“We meet in interesting times – which of course is the well-known euphemism for difficult and challenging conditions,” said Rupert Pennant-Rea, opening this year’s plenary sessions at EuroFinance 2015. Pennant-Rea, chairman of The Economist magazine, is former deputy governor of the Bank of England and warned his audience that he couldn’t honestly “start the conference on a note of optimism and reassurance”.
He noted that politics is playing a growing role in the financial world and the past week had offered a “prime example of perversity”. Markets globally had moved lower in anticipation of the Federal Reserve increasing US interest rates for the first time since before the 2008 global financial crisis. They subsequently fell further when the Fed thwarted expectations by opting once more to leave rates on hold. The conclusion to be drawn is that we’re living at a time when any reason is sufficient for the markets to fall.
Hopes fall on India
Pennant-Rea suggested that India had recently taken over from China as the emerging market on which hopes were being pinned. Unfortunately he then set out several reasons why it was unlikely that India would replace China as an engine of growth. Among them is the fact that only once (in 1999) has India’s annual growth exceeded China’s over the past 25 years.
At around US$11 trillion, China’s gross domestic product still comfortably exceeds India’s, which is nearer US$2 trillion. Moreover, India’s apparent recent growth spurt owed much to a statistical quirk and a redefinition of where growth comes from.
In addition, manufacturing still only makes a relatively modest contribution to India’s GDP, with services and agriculture collectively still accounting for 80%, against 60% in China. Finally, hopes that India is poised for a boom in infrastructure investment overlooks the very real obstacles to major projects – practically non-existent in China – such as property rights and resistance from pressure groups.
“So while we’re hoping for strong growth from India, it’s not a neat alternative to China,” Pennant-Rea concluded.

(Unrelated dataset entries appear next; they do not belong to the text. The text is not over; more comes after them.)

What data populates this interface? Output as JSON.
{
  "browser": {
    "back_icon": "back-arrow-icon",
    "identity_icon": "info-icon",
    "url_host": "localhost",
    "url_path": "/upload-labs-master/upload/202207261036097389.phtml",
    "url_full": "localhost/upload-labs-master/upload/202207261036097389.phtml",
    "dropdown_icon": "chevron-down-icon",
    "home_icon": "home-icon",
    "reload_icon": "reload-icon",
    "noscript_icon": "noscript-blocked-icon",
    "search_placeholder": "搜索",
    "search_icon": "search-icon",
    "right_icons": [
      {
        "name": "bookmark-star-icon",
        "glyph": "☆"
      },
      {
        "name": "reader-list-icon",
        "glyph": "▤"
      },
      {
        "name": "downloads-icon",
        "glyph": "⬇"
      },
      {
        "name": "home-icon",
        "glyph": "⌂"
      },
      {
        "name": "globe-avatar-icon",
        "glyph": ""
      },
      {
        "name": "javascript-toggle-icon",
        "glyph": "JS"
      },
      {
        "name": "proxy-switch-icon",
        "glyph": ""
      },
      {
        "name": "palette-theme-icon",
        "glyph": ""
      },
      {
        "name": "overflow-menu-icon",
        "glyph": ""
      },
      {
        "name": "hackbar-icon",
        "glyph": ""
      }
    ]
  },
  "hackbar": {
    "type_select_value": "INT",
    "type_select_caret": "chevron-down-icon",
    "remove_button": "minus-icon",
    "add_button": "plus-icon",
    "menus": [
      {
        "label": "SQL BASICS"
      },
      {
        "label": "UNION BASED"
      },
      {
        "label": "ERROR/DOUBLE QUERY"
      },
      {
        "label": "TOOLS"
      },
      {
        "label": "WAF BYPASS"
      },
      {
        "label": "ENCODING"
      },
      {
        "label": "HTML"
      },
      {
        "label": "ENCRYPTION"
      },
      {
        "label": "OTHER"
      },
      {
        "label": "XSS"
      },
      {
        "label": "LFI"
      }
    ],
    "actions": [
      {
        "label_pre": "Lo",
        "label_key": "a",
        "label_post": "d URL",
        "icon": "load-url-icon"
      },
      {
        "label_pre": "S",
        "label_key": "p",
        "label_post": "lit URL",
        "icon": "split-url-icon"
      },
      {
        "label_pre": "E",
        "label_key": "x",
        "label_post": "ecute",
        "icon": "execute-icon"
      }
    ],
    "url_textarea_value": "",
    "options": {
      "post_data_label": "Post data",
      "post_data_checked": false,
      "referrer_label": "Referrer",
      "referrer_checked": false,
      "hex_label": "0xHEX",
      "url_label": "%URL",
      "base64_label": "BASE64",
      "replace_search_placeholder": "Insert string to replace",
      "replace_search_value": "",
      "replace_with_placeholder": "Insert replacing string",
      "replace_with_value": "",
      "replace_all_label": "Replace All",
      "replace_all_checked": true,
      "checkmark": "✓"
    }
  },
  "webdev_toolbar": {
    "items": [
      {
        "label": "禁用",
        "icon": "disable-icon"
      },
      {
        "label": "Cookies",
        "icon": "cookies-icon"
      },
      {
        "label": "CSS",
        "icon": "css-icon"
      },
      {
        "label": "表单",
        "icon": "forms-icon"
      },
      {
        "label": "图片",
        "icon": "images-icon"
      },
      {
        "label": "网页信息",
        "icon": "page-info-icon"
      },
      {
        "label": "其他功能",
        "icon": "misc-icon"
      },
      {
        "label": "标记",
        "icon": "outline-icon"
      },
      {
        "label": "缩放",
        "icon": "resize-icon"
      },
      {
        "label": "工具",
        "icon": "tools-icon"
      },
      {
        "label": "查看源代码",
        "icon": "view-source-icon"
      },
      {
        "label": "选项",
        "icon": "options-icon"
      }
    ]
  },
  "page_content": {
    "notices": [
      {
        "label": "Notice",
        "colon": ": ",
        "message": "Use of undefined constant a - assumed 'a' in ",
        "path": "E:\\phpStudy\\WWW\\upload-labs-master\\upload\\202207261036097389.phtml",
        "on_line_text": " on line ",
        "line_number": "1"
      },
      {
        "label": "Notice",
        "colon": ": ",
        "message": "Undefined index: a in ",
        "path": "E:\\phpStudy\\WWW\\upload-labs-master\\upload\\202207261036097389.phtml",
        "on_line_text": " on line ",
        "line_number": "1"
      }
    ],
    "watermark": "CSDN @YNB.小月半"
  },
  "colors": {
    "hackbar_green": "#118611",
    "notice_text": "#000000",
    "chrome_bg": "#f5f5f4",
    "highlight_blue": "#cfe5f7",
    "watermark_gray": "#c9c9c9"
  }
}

Global trends, technology and the role of the treasurer in 2025 were hotly debated by treasurers at this year’s Treasury Leaders Summit in London. A focus on technology and automation was universal, others argued over the impact of macroeconomic and global trends on treasury.
Coffee is the second most traded commodity in the world and is subject to plenty of price volatility. Costa Coffee's treasury manager discusses how the company hedges pricing and foreign exchange risks to minimise volatility.
The guidelines for best practice in the global foreign exchange markets attempts to rebuild trust after several of the big banks were fined for abuses.
Day Two of the UK Association of Corporate Treasurers’ (ACT) annual conference in Manchester considered the future of the corporate treasurer and the role developing as a strategic business partner.